** INFORMATION SHOWN **
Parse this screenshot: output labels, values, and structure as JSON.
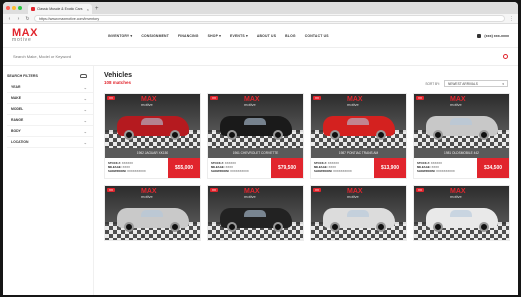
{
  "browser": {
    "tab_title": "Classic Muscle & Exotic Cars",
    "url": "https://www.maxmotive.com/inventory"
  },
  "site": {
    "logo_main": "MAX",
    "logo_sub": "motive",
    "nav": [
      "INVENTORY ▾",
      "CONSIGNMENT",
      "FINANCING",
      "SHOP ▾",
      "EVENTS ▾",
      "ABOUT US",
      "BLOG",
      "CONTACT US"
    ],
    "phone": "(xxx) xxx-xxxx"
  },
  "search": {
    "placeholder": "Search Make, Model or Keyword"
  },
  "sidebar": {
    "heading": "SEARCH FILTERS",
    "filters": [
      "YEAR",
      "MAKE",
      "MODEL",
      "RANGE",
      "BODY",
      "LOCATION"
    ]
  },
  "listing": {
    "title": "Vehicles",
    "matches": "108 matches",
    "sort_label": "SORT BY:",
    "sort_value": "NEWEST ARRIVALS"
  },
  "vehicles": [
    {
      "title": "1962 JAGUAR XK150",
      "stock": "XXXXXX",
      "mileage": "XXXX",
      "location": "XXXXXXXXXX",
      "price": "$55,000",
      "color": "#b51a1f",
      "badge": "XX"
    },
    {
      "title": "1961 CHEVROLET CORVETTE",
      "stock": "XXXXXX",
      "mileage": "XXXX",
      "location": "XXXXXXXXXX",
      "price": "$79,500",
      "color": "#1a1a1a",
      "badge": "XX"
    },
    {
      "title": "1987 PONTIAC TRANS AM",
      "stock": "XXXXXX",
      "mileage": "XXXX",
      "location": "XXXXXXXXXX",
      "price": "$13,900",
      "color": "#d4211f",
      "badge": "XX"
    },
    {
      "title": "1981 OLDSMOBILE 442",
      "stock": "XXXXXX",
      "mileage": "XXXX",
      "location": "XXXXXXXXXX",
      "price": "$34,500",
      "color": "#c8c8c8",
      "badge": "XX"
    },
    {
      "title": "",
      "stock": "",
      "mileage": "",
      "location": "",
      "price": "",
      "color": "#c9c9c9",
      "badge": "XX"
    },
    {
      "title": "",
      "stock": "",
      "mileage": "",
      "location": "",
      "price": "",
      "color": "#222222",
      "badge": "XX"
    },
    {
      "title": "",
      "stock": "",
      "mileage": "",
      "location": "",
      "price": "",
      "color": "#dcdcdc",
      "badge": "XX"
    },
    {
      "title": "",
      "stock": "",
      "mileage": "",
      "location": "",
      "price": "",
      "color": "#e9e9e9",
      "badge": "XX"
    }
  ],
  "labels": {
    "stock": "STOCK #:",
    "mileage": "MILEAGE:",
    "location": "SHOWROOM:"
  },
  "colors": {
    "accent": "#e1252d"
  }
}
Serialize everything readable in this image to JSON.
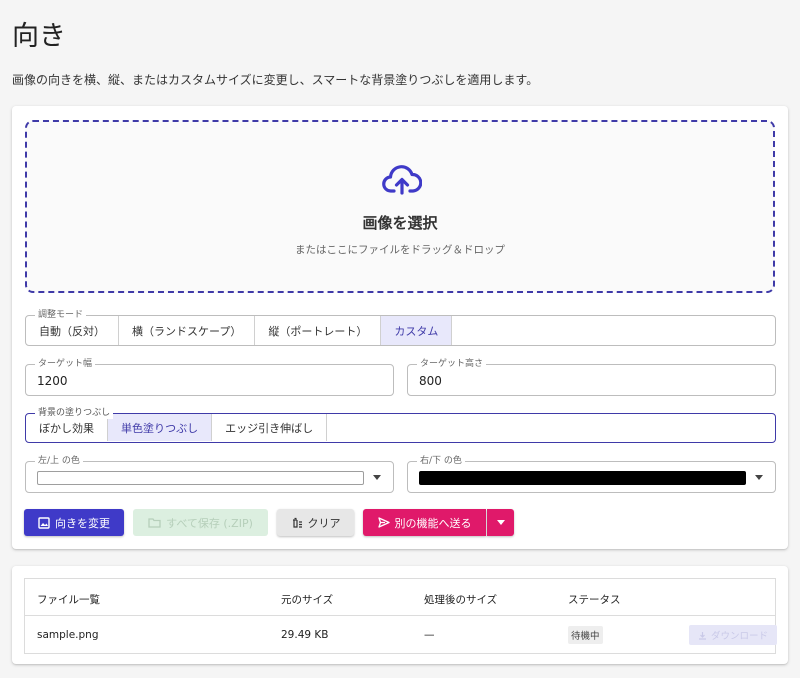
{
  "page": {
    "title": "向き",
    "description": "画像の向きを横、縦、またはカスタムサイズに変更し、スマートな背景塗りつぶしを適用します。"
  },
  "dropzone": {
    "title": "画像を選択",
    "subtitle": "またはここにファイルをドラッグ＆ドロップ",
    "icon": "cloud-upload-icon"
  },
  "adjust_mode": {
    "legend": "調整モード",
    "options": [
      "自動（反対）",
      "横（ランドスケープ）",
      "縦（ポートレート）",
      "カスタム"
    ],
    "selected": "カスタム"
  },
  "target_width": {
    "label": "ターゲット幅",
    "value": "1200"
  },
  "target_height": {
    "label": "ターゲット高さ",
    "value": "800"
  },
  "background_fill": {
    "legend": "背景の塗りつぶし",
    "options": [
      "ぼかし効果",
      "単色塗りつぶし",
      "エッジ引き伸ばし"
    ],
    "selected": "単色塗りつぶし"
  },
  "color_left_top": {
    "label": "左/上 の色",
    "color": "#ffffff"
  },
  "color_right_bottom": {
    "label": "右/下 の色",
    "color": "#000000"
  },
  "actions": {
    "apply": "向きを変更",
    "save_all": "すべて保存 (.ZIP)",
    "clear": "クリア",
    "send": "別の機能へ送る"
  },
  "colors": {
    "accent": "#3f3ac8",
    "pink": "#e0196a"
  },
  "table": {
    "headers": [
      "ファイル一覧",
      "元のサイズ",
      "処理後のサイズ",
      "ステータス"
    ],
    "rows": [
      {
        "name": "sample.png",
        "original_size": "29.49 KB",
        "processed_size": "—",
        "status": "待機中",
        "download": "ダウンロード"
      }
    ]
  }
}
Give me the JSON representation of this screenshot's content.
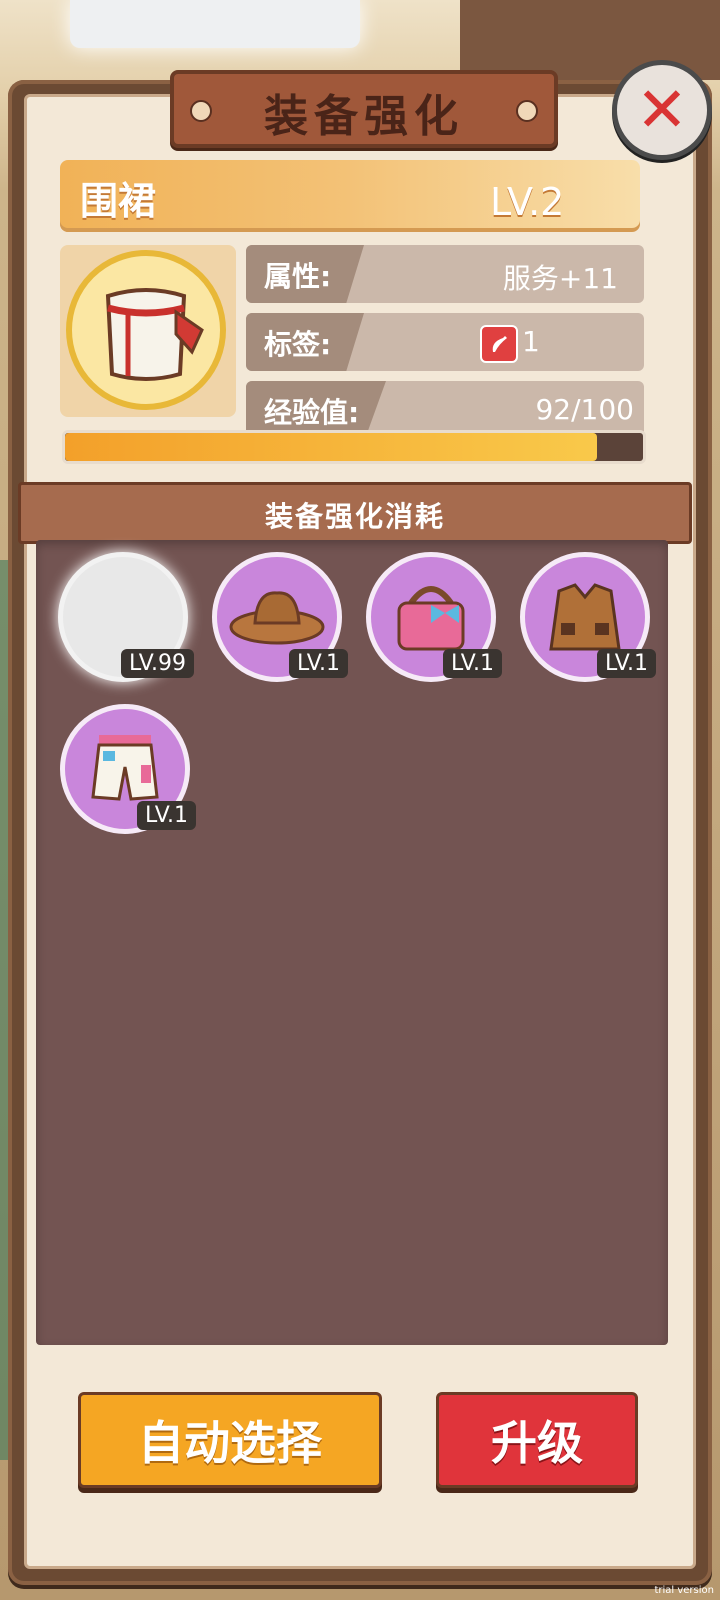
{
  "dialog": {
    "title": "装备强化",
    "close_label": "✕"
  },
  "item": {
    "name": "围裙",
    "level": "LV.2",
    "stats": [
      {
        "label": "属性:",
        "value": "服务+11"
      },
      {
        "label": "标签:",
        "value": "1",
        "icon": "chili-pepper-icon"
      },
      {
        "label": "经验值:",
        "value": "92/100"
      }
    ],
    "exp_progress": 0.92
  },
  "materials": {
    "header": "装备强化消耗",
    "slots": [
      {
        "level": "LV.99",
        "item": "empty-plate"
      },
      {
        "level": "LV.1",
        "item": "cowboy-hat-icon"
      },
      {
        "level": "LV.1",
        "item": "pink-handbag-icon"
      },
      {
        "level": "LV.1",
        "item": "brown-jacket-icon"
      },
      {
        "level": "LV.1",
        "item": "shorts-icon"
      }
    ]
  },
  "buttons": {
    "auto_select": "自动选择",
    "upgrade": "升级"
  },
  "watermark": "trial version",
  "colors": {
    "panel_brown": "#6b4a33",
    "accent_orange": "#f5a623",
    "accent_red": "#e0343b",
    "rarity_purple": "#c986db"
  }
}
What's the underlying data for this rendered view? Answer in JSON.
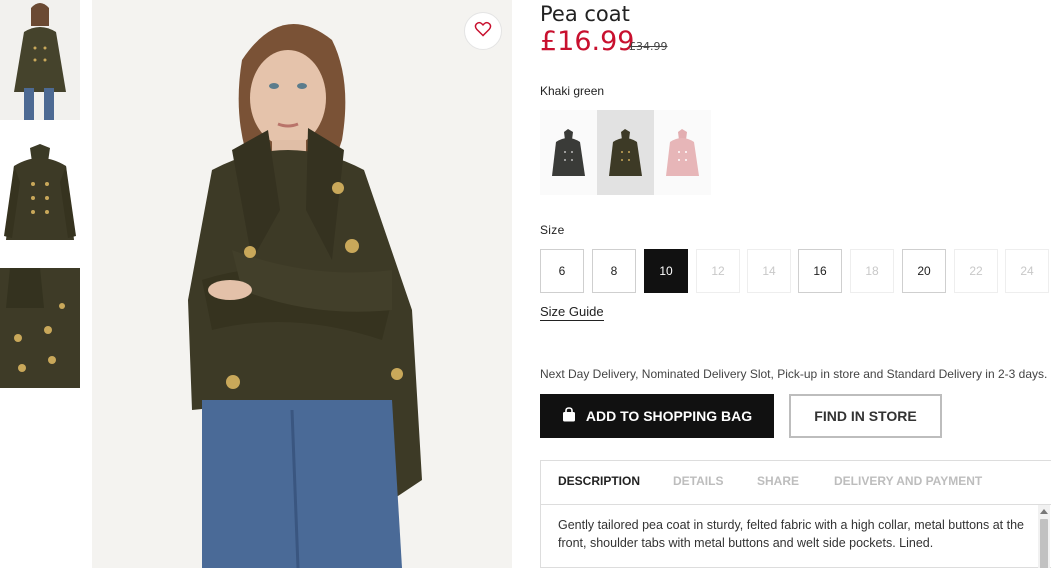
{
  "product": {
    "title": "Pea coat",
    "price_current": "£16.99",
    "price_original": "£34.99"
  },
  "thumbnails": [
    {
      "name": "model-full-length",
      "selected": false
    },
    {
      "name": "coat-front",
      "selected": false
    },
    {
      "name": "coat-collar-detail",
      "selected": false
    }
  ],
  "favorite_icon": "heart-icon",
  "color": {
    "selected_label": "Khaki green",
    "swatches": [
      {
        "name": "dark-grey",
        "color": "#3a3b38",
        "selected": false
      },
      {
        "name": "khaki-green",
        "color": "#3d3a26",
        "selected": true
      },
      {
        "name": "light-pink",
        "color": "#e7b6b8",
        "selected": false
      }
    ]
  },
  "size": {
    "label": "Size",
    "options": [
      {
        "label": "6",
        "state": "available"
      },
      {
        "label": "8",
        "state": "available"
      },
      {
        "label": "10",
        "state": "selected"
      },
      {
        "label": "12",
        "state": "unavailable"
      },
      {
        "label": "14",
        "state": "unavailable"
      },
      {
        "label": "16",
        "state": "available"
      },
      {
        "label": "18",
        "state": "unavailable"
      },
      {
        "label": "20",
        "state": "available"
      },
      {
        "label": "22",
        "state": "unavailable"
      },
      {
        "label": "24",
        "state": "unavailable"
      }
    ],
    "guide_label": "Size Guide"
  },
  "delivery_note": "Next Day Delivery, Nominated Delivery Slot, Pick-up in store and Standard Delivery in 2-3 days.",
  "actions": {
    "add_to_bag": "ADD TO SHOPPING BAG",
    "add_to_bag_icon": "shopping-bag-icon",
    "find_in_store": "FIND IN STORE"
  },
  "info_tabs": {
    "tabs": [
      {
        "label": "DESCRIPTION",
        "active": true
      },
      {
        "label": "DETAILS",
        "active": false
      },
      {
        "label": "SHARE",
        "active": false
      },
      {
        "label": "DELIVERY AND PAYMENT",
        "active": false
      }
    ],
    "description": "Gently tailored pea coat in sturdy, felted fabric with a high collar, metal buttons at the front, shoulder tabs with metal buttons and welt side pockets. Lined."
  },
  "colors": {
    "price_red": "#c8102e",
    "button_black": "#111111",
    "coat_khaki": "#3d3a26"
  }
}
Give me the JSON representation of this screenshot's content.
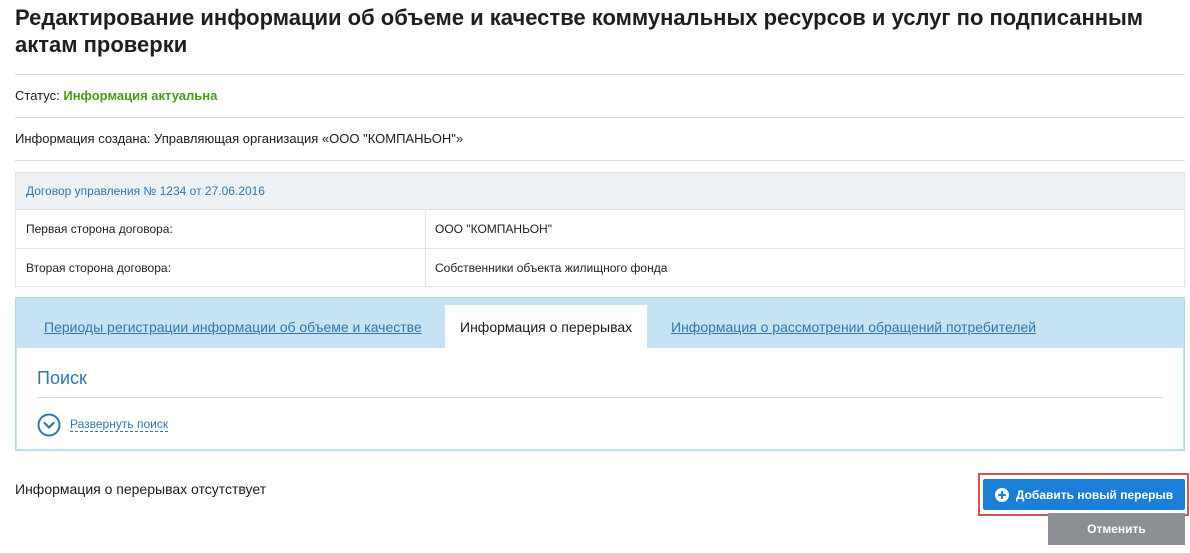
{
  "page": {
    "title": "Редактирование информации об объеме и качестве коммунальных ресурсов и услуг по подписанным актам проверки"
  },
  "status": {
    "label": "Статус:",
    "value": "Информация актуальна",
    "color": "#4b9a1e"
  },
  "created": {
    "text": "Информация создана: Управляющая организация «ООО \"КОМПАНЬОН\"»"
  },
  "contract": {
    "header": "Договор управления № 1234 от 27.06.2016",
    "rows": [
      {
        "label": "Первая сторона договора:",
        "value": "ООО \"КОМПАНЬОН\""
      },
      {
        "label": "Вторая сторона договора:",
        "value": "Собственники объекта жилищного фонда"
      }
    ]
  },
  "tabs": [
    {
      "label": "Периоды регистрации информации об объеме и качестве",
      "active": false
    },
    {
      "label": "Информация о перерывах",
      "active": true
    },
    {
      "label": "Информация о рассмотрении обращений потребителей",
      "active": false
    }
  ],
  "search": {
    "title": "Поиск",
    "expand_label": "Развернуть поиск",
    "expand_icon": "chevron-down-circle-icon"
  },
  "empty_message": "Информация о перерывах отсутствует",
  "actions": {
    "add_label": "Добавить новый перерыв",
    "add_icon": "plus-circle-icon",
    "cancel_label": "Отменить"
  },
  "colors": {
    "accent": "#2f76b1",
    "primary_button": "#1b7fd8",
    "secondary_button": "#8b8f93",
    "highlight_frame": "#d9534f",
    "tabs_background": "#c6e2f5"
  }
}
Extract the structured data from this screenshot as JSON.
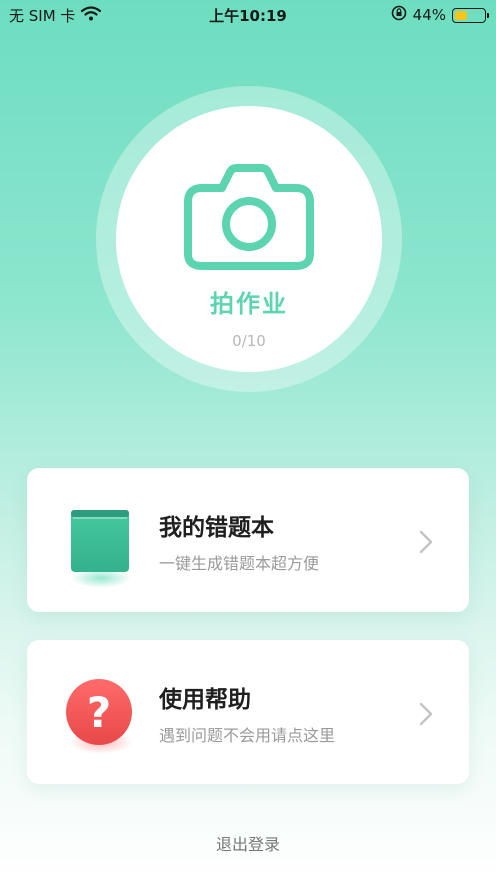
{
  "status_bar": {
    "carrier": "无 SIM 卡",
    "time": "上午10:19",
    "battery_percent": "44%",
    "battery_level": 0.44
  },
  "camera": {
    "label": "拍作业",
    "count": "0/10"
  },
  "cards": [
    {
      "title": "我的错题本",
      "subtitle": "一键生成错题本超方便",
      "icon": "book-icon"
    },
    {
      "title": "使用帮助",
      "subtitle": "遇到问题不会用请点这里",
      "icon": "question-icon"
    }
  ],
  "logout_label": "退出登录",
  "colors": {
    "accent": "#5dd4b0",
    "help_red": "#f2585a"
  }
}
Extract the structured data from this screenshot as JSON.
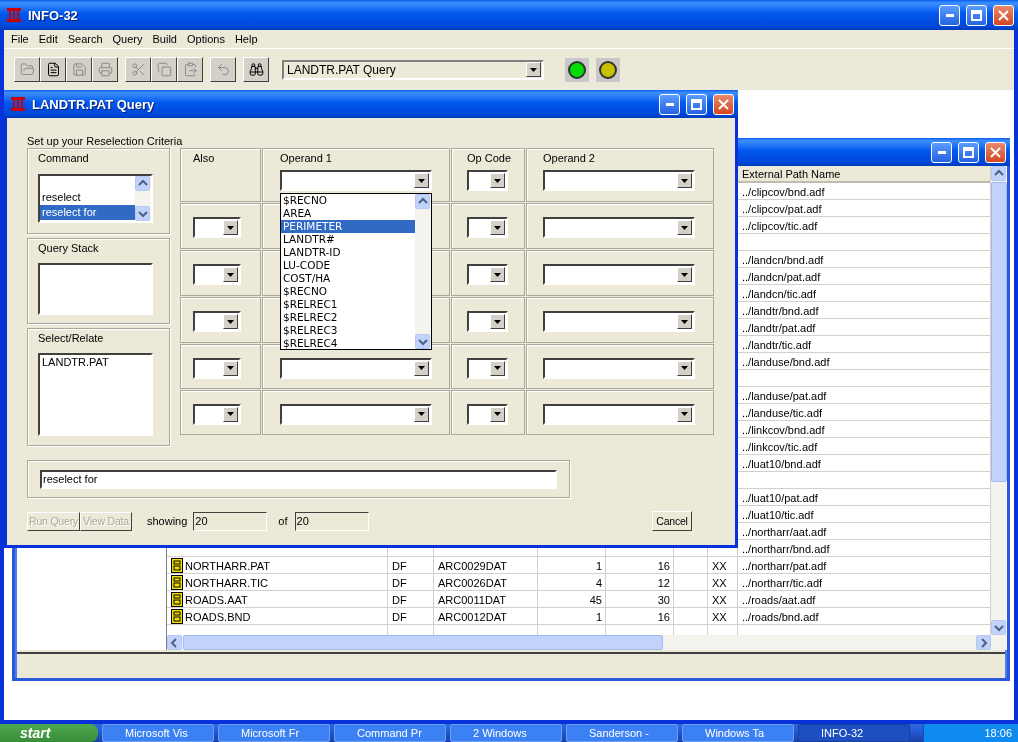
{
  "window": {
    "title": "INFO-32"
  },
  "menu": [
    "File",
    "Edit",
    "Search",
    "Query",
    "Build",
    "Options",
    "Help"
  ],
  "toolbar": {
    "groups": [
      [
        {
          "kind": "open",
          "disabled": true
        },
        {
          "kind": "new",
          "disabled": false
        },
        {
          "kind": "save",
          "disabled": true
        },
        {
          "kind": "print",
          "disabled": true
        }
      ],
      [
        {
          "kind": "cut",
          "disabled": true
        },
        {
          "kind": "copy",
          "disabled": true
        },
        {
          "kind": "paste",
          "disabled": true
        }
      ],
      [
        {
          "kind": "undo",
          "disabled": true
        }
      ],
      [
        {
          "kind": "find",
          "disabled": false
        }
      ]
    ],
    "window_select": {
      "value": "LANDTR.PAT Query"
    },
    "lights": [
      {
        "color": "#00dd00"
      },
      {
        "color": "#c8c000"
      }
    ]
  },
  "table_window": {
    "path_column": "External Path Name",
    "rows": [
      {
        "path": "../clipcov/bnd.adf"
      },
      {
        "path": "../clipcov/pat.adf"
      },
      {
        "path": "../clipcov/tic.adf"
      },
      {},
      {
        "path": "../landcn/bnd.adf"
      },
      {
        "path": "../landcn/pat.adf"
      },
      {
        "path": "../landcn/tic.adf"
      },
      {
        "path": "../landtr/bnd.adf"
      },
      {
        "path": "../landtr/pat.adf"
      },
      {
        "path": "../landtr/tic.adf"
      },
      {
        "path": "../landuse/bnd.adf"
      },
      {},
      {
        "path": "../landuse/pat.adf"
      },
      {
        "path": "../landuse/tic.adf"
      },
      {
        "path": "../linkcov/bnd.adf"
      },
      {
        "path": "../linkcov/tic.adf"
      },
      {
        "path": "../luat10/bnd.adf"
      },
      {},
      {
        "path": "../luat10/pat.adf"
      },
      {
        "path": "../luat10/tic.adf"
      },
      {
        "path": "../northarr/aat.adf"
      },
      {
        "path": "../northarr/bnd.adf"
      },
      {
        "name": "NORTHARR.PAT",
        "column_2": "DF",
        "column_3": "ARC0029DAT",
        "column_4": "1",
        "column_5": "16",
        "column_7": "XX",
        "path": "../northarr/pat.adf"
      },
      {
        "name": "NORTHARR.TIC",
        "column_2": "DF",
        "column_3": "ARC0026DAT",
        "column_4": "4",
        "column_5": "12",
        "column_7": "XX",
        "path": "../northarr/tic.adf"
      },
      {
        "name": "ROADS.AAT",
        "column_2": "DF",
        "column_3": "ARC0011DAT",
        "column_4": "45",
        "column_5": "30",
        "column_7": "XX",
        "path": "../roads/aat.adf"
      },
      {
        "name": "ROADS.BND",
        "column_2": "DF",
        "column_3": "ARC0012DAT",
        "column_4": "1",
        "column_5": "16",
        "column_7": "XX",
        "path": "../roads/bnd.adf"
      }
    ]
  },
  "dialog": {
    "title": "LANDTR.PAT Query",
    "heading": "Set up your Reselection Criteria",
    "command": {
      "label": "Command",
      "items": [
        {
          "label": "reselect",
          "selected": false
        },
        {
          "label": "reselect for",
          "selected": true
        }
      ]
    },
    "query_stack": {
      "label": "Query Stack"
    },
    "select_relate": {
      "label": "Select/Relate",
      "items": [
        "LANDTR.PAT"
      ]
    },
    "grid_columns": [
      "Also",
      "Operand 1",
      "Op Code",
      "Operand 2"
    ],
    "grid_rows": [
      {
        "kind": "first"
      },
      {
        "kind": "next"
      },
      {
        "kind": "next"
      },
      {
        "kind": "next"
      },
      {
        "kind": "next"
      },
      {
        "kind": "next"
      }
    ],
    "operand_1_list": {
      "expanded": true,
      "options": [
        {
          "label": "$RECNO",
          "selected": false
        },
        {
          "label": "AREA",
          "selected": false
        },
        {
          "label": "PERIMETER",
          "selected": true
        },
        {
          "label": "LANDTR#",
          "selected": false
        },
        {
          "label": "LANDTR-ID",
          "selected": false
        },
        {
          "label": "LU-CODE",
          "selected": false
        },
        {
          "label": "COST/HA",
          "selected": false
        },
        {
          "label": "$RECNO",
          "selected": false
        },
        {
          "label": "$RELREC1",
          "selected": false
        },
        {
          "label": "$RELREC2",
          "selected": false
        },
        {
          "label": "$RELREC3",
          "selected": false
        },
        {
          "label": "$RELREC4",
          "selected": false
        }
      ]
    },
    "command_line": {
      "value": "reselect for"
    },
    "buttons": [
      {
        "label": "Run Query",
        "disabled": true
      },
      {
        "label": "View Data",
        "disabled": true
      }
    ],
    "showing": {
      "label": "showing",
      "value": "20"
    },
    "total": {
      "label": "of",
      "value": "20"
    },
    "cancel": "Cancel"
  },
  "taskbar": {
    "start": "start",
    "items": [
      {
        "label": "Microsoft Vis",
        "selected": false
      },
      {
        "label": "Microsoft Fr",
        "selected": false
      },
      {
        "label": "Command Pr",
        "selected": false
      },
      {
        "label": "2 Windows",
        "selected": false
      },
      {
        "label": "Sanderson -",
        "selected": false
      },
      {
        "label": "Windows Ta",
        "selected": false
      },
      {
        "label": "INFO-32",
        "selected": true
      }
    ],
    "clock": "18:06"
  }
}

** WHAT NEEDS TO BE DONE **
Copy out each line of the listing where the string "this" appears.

** OUTPUT BELOW **
Parse this screenshot: output labels, values, and structure as JSON.
Serialize everything readable in this image to JSON.
Give me the JSON representation of this screenshot's content.
What's the underlying data for this rendered view? Answer in JSON.
Give me the JSON representation of this screenshot's content.
Extract the structured data from this screenshot as JSON.
Extract the structured data from this screenshot as JSON.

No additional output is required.